◆ DATA PROVIDED
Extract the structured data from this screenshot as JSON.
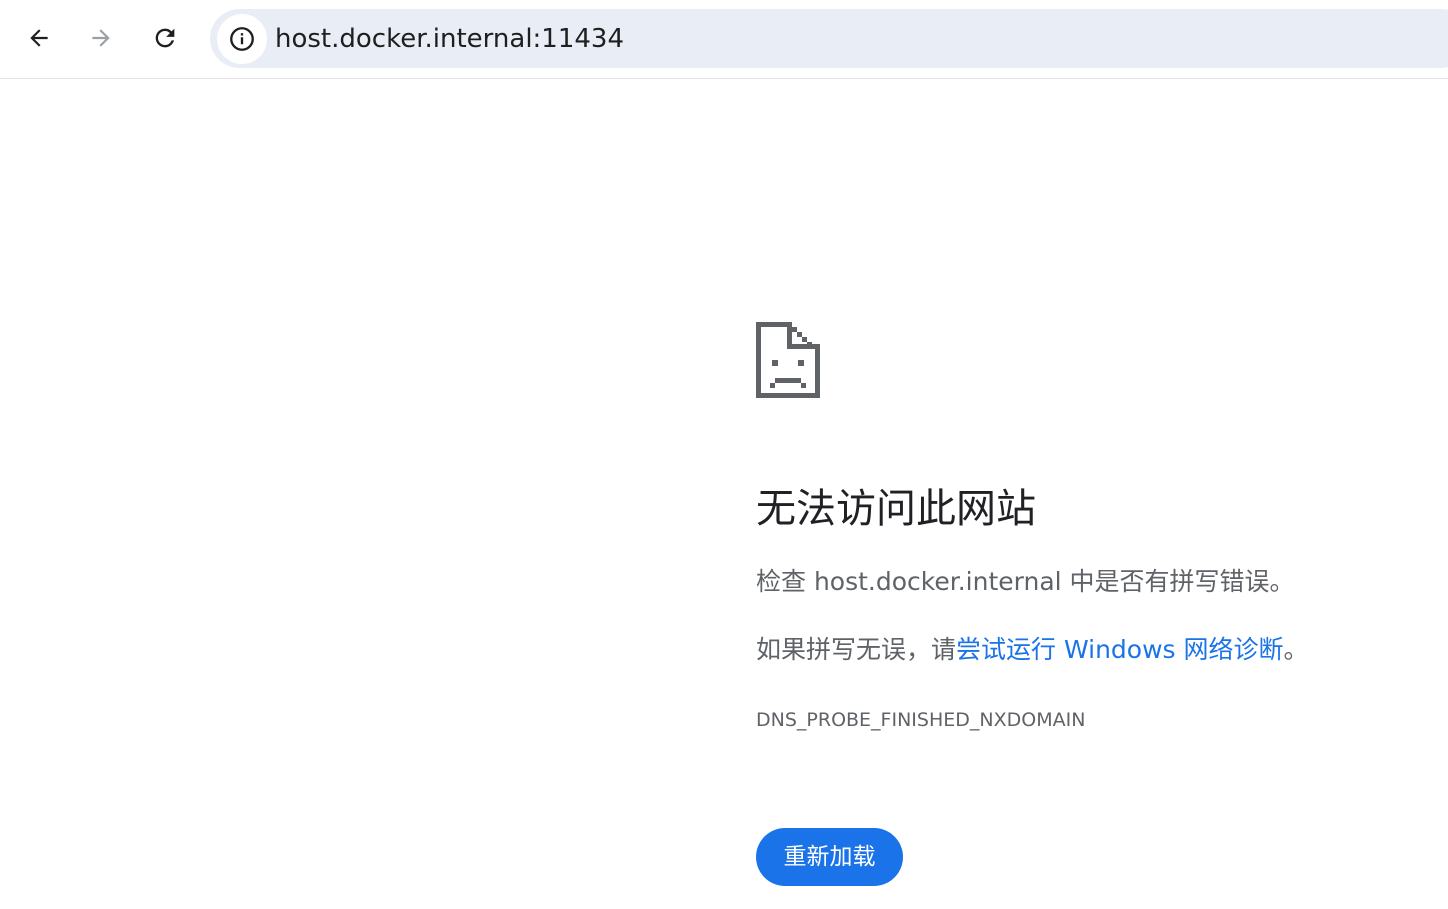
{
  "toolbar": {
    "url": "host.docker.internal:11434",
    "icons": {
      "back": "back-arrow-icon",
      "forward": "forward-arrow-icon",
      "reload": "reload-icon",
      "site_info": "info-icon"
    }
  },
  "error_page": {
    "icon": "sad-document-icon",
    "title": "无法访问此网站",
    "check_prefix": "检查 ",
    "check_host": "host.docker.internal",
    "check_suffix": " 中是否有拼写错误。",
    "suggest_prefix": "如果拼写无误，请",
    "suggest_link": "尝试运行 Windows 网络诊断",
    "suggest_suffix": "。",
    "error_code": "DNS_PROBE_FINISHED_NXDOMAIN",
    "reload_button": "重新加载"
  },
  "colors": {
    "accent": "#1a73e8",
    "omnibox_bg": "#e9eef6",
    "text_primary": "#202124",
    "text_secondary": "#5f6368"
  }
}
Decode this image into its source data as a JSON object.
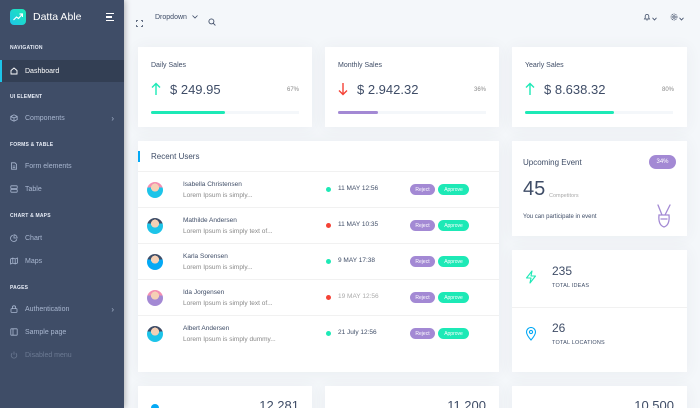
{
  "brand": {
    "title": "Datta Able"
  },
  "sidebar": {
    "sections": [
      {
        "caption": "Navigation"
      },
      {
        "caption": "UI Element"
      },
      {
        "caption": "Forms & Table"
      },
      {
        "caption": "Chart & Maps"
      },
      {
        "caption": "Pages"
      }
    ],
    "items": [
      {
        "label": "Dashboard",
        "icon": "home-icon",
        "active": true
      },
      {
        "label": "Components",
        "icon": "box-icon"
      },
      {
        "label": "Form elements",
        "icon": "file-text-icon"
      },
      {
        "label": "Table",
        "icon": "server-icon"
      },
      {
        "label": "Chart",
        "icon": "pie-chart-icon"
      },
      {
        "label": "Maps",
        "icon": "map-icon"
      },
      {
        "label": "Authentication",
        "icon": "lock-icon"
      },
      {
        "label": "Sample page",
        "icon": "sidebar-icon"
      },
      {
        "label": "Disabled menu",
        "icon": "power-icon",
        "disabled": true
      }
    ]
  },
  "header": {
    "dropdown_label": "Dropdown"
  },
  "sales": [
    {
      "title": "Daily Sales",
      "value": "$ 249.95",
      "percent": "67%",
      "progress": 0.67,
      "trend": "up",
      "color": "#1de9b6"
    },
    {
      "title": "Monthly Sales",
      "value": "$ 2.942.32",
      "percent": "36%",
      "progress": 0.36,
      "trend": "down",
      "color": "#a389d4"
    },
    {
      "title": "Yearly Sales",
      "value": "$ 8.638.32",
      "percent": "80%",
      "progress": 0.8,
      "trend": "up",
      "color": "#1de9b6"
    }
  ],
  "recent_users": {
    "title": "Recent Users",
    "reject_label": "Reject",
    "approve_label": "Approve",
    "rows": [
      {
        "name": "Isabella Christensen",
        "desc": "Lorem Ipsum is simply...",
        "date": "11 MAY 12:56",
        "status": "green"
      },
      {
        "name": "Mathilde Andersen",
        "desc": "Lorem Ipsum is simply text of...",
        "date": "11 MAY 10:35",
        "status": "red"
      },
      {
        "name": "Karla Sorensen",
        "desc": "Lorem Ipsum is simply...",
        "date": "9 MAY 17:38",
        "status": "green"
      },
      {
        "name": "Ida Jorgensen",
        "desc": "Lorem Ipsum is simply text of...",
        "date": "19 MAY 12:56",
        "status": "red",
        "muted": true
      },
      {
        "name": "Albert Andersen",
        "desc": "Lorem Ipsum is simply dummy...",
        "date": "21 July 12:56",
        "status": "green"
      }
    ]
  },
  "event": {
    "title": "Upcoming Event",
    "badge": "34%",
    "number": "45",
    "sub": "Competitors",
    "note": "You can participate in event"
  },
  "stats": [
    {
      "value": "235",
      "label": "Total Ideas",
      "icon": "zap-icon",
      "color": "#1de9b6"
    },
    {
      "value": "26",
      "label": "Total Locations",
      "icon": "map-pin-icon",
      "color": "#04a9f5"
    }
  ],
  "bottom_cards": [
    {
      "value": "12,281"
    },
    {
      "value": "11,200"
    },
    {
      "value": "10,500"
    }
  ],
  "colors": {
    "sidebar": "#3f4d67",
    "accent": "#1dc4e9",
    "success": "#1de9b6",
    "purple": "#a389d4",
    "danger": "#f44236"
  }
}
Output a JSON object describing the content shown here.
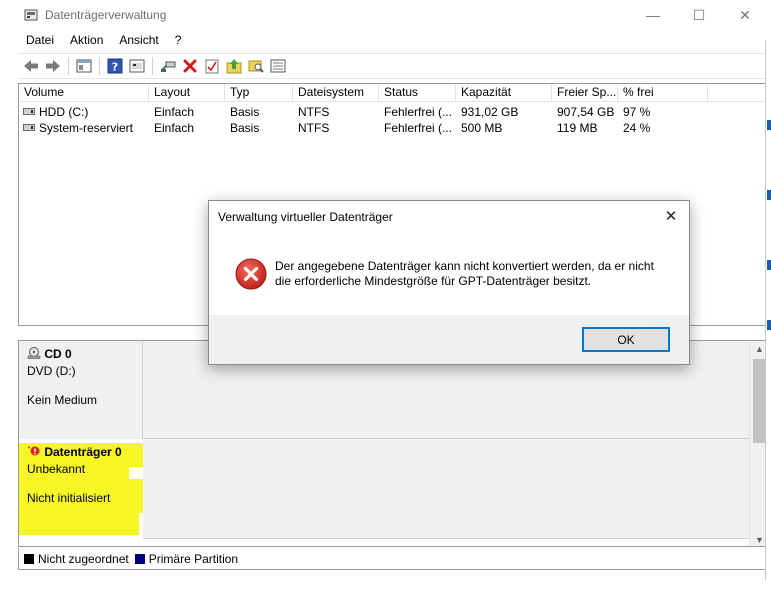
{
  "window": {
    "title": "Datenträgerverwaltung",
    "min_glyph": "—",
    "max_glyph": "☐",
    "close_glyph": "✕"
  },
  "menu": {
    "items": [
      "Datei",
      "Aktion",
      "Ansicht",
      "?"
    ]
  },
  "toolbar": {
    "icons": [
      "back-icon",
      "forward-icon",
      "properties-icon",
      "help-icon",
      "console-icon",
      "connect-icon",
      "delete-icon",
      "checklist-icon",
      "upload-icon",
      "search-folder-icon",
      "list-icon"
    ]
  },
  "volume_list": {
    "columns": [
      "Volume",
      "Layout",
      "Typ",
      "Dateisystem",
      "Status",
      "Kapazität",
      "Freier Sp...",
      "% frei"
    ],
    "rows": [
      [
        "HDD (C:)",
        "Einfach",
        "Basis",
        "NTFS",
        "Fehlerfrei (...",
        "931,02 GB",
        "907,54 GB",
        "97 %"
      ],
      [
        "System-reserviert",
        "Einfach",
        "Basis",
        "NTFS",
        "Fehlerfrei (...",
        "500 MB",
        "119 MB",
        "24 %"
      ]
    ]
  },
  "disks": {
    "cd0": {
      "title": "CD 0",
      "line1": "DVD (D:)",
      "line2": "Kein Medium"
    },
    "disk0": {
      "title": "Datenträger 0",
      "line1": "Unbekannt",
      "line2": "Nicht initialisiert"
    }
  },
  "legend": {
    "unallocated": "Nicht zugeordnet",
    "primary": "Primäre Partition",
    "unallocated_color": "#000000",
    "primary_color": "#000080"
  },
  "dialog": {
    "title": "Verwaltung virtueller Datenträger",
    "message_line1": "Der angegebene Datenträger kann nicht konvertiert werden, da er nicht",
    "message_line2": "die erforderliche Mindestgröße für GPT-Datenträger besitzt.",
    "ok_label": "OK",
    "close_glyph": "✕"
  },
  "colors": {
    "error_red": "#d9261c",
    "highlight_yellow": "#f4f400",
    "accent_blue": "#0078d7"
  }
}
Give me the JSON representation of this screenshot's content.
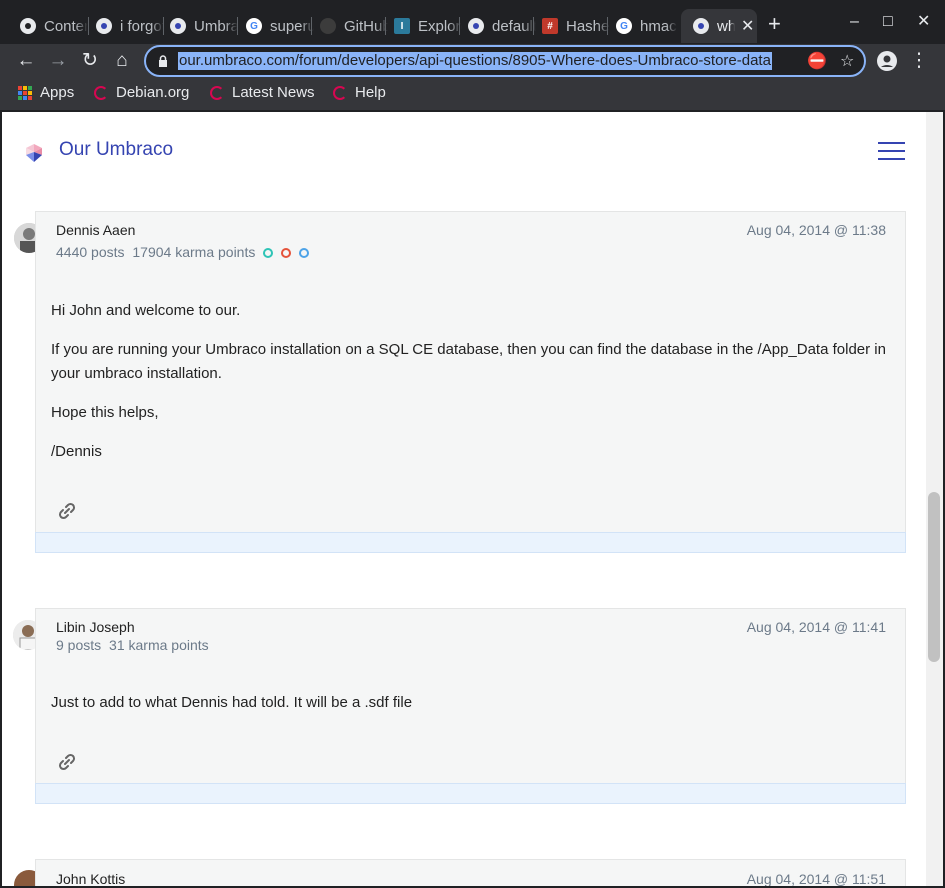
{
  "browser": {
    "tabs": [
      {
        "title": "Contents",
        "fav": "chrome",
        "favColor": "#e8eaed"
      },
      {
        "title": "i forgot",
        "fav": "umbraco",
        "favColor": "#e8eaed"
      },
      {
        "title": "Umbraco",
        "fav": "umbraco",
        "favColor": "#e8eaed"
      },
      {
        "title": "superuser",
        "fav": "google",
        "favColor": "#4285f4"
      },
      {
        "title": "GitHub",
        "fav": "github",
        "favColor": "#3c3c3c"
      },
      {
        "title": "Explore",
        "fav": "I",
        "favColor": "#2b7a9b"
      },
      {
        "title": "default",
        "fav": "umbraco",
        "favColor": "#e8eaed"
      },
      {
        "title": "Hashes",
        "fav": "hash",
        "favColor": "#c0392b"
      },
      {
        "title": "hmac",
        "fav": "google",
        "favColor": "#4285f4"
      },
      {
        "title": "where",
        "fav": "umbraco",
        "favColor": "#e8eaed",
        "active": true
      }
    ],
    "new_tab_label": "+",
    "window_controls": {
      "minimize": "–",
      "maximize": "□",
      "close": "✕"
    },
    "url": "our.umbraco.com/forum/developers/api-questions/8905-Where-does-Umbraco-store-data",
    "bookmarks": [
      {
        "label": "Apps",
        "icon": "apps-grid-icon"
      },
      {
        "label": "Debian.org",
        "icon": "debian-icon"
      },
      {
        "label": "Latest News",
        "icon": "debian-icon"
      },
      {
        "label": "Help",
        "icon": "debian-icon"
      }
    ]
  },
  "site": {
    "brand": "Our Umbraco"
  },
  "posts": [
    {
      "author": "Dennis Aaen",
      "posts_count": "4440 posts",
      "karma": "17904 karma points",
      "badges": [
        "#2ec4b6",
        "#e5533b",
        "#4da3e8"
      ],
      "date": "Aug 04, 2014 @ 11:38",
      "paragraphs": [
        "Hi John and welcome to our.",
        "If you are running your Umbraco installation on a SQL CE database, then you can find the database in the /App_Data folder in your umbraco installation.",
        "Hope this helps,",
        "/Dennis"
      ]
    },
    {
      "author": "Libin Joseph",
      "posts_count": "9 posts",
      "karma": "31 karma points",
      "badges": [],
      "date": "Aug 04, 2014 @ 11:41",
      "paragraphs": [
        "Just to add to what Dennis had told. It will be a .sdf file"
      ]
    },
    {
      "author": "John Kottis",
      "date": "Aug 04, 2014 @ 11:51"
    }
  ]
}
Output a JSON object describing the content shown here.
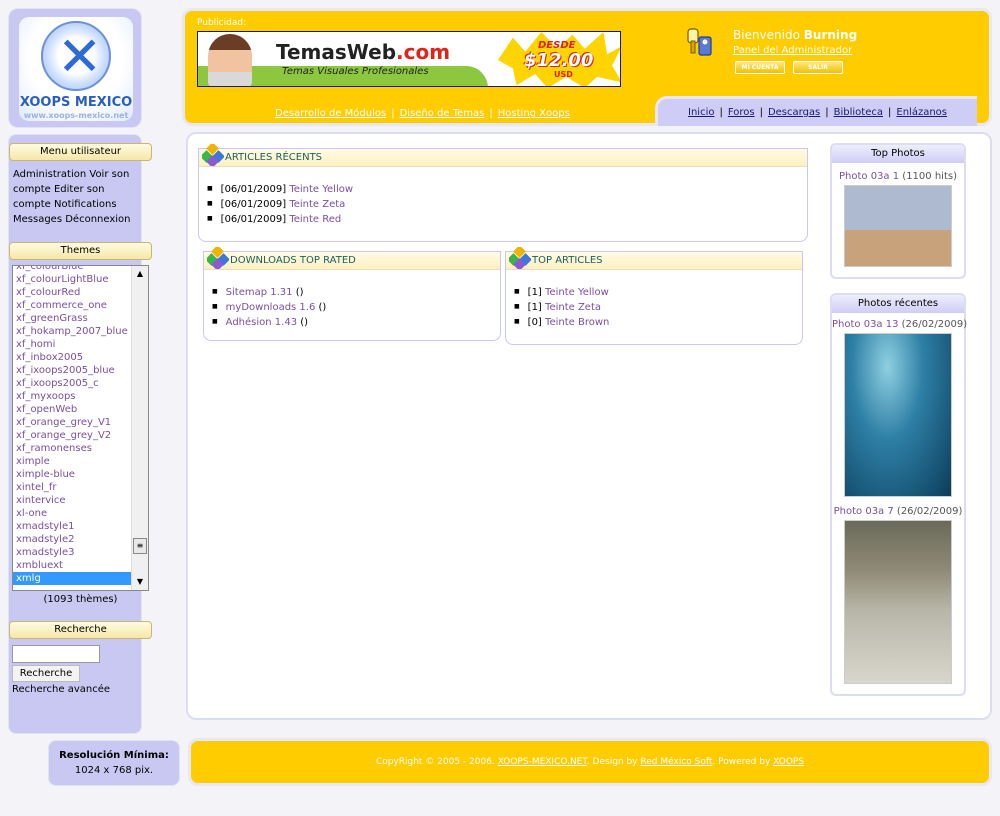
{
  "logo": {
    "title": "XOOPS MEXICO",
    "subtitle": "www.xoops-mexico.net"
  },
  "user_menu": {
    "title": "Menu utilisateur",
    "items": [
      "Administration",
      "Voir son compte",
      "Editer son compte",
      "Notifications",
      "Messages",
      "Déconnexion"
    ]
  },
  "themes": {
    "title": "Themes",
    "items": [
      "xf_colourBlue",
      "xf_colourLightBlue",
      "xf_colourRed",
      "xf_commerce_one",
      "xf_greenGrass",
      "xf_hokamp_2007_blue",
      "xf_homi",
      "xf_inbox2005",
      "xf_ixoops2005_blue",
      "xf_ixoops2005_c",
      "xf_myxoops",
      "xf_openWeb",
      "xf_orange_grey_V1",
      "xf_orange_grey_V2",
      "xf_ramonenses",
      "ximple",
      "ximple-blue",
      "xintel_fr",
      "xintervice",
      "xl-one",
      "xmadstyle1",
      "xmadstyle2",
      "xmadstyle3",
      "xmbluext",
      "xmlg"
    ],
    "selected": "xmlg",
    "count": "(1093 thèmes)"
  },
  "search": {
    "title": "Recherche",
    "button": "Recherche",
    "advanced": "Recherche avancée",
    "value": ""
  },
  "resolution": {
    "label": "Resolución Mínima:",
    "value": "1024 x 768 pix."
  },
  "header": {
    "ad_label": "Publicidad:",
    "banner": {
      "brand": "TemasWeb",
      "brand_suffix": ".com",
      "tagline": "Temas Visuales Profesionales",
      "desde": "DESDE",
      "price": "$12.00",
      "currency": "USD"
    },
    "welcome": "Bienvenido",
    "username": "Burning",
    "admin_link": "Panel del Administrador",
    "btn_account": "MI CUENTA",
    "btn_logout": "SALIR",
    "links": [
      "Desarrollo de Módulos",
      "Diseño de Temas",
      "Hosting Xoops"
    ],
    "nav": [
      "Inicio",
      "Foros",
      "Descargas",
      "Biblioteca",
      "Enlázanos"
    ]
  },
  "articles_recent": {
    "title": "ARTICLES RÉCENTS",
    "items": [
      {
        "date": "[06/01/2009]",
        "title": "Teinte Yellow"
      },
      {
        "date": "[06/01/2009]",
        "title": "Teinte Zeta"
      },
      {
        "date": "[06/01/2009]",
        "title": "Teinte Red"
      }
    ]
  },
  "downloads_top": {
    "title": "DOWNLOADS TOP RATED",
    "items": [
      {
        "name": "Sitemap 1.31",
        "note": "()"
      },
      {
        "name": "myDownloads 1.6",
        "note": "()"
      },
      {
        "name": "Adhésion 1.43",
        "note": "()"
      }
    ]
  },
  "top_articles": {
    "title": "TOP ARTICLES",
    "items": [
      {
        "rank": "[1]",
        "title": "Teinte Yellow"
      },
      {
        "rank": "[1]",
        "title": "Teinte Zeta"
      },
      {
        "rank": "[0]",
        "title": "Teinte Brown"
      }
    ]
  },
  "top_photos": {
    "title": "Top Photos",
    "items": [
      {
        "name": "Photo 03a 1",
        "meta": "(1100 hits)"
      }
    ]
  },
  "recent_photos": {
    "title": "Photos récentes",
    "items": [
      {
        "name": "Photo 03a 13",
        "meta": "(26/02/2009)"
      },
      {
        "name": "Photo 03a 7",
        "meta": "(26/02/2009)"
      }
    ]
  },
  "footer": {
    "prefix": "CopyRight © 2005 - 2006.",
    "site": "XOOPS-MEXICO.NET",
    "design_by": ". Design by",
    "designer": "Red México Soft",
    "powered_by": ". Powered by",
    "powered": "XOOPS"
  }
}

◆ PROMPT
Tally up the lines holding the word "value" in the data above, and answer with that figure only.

◆ EXPECTED ANSWER
10